━━━ Source material ━━━
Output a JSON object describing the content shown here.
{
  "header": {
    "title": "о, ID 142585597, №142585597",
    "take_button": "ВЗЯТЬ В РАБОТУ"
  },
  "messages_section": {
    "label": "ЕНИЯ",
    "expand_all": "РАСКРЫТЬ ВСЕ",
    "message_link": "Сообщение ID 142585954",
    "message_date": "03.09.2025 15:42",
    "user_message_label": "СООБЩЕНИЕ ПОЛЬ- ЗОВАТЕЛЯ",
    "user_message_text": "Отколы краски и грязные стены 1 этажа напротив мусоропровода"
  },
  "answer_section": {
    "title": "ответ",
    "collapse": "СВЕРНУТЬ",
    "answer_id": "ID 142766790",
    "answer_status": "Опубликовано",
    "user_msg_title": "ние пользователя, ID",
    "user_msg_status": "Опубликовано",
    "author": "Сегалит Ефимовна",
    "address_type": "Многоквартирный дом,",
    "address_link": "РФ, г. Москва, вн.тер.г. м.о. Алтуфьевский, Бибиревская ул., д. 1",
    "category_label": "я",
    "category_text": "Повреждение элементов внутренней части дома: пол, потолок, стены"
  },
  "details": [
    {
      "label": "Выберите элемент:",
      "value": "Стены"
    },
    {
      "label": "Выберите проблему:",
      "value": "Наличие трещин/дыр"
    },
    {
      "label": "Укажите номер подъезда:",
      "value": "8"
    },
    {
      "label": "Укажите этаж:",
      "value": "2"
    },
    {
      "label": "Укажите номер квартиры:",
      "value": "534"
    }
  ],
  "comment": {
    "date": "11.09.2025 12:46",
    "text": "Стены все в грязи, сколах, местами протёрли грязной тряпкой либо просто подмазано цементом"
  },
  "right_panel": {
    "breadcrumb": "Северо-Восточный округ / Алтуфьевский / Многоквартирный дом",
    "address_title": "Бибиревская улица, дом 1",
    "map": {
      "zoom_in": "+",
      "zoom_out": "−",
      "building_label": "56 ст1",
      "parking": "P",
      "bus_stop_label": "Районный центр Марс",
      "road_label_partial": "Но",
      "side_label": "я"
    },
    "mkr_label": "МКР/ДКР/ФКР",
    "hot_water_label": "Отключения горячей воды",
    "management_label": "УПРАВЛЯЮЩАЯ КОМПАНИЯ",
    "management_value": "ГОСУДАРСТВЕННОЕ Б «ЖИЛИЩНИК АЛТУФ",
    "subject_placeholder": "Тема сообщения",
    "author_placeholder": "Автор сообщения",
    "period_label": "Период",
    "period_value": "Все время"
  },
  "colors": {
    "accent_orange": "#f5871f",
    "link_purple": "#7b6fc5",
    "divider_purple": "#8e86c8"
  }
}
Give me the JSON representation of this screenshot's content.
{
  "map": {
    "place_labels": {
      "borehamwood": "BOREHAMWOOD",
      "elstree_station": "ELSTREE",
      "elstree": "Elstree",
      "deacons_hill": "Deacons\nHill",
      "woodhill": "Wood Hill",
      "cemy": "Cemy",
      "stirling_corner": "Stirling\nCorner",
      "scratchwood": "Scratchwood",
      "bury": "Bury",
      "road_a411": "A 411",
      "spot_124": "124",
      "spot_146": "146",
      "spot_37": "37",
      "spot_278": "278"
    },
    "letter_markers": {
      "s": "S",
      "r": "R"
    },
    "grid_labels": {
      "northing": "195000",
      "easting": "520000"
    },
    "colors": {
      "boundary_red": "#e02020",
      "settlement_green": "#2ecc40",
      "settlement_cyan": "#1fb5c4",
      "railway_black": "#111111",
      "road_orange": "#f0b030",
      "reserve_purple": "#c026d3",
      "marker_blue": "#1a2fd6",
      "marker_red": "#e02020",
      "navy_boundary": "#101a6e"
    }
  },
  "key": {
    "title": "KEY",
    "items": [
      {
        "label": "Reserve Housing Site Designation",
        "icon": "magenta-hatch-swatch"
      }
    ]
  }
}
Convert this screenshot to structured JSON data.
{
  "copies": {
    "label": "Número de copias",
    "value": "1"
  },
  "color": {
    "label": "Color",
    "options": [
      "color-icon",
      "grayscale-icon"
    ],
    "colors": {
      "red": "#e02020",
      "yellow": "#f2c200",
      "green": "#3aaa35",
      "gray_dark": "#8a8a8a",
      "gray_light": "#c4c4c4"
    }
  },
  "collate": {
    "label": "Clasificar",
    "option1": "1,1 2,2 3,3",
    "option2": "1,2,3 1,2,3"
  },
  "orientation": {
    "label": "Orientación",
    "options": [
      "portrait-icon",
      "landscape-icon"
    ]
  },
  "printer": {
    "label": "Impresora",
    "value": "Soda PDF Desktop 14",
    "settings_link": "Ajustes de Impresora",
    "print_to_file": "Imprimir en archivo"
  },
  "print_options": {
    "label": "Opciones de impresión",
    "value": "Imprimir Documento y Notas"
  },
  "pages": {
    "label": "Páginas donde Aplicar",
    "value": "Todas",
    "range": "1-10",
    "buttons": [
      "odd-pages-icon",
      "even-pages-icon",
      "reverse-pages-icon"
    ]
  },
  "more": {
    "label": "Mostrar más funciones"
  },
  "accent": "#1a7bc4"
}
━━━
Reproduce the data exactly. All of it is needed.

Result of this exercise |
Output a JSON object describing the content shown here.
{
  "header": {
    "title": "о, ID 142585597, №142585597",
    "take_button": "ВЗЯТЬ В РАБОТУ"
  },
  "messages_section": {
    "label": "ЕНИЯ",
    "expand_all": "РАСКРЫТЬ ВСЕ",
    "message_link": "Сообщение ID 142585954",
    "message_date": "03.09.2025 15:42",
    "user_message_label": "СООБЩЕНИЕ ПОЛЬ- ЗОВАТЕЛЯ",
    "user_message_text": "Отколы краски и грязные стены 1 этажа напротив мусоропровода"
  },
  "answer_section": {
    "title": "ответ",
    "collapse": "СВЕРНУТЬ",
    "answer_id": "ID 142766790",
    "answer_status": "Опубликовано",
    "user_msg_title": "ние пользователя, ID",
    "user_msg_status": "Опубликовано",
    "author": "Сегалит Ефимовна",
    "address_type": "Многоквартирный дом,",
    "address_link": "РФ, г. Москва, вн.тер.г. м.о. Алтуфьевский, Бибиревская ул., д. 1",
    "category_label": "я",
    "category_text": "Повреждение элементов внутренней части дома: пол, потолок, стены"
  },
  "details": [
    {
      "label": "Выберите элемент:",
      "value": "Стены"
    },
    {
      "label": "Выберите проблему:",
      "value": "Наличие трещин/дыр"
    },
    {
      "label": "Укажите номер подъезда:",
      "value": "8"
    },
    {
      "label": "Укажите этаж:",
      "value": "2"
    },
    {
      "label": "Укажите номер квартиры:",
      "value": "534"
    }
  ],
  "comment": {
    "date": "11.09.2025 12:46",
    "text": "Стены все в грязи, сколах, местами протёрли грязной тряпкой либо просто подмазано цементом"
  },
  "right_panel": {
    "breadcrumb": "Северо-Восточный округ / Алтуфьевский / Многоквартирный дом",
    "address_title": "Бибиревская улица, дом 1",
    "map": {
      "zoom_in": "+",
      "zoom_out": "−",
      "building_label": "56 ст1",
      "parking": "P",
      "bus_stop_label": "Районный центр Марс",
      "road_label_partial": "Но",
      "side_label": "я"
    },
    "mkr_label": "МКР/ДКР/ФКР",
    "hot_water_label": "Отключения горячей воды",
    "management_label": "УПРАВЛЯЮЩАЯ КОМПАНИЯ",
    "management_value": "ГОСУДАРСТВЕННОЕ Б «ЖИЛИЩНИК АЛТУФ",
    "subject_placeholder": "Тема сообщения",
    "author_placeholder": "Автор сообщения",
    "period_label": "Период",
    "period_value": "Все время"
  },
  "colors": {
    "accent_orange": "#f5871f",
    "link_purple": "#7b6fc5",
    "divider_purple": "#8e86c8"
  }
}
Give me the JSON representation of this screenshot's content.
{
  "map": {
    "place_labels": {
      "borehamwood": "BOREHAMWOOD",
      "elstree_station": "ELSTREE",
      "elstree": "Elstree",
      "deacons_hill": "Deacons\nHill",
      "woodhill": "Wood Hill",
      "cemy": "Cemy",
      "stirling_corner": "Stirling\nCorner",
      "scratchwood": "Scratchwood",
      "bury": "Bury",
      "road_a411": "A 411",
      "spot_124": "124",
      "spot_146": "146",
      "spot_37": "37",
      "spot_278": "278"
    },
    "letter_markers": {
      "s": "S",
      "r": "R"
    },
    "grid_labels": {
      "northing": "195000",
      "easting": "520000"
    },
    "colors": {
      "boundary_red": "#e02020",
      "settlement_green": "#2ecc40",
      "settlement_cyan": "#1fb5c4",
      "railway_black": "#111111",
      "road_orange": "#f0b030",
      "reserve_purple": "#c026d3",
      "marker_blue": "#1a2fd6",
      "marker_red": "#e02020",
      "navy_boundary": "#101a6e"
    }
  },
  "key": {
    "title": "KEY",
    "items": [
      {
        "label": "Reserve Housing Site Designation",
        "icon": "magenta-hatch-swatch"
      }
    ]
  }
}
Convert this screenshot to structured JSON data.
{
  "copies": {
    "label": "Número de copias",
    "value": "1"
  },
  "color": {
    "label": "Color",
    "options": [
      "color-icon",
      "grayscale-icon"
    ],
    "colors": {
      "red": "#e02020",
      "yellow": "#f2c200",
      "green": "#3aaa35",
      "gray_dark": "#8a8a8a",
      "gray_light": "#c4c4c4"
    }
  },
  "collate": {
    "label": "Clasificar",
    "option1": "1,1 2,2 3,3",
    "option2": "1,2,3 1,2,3"
  },
  "orientation": {
    "label": "Orientación",
    "options": [
      "portrait-icon",
      "landscape-icon"
    ]
  },
  "printer": {
    "label": "Impresora",
    "value": "Soda PDF Desktop 14",
    "settings_link": "Ajustes de Impresora",
    "print_to_file": "Imprimir en archivo"
  },
  "print_options": {
    "label": "Opciones de impresión",
    "value": "Imprimir Documento y Notas"
  },
  "pages": {
    "label": "Páginas donde Aplicar",
    "value": "Todas",
    "range": "1-10",
    "buttons": [
      "odd-pages-icon",
      "even-pages-icon",
      "reverse-pages-icon"
    ]
  },
  "more": {
    "label": "Mostrar más funciones"
  },
  "accent": "#1a7bc4"
}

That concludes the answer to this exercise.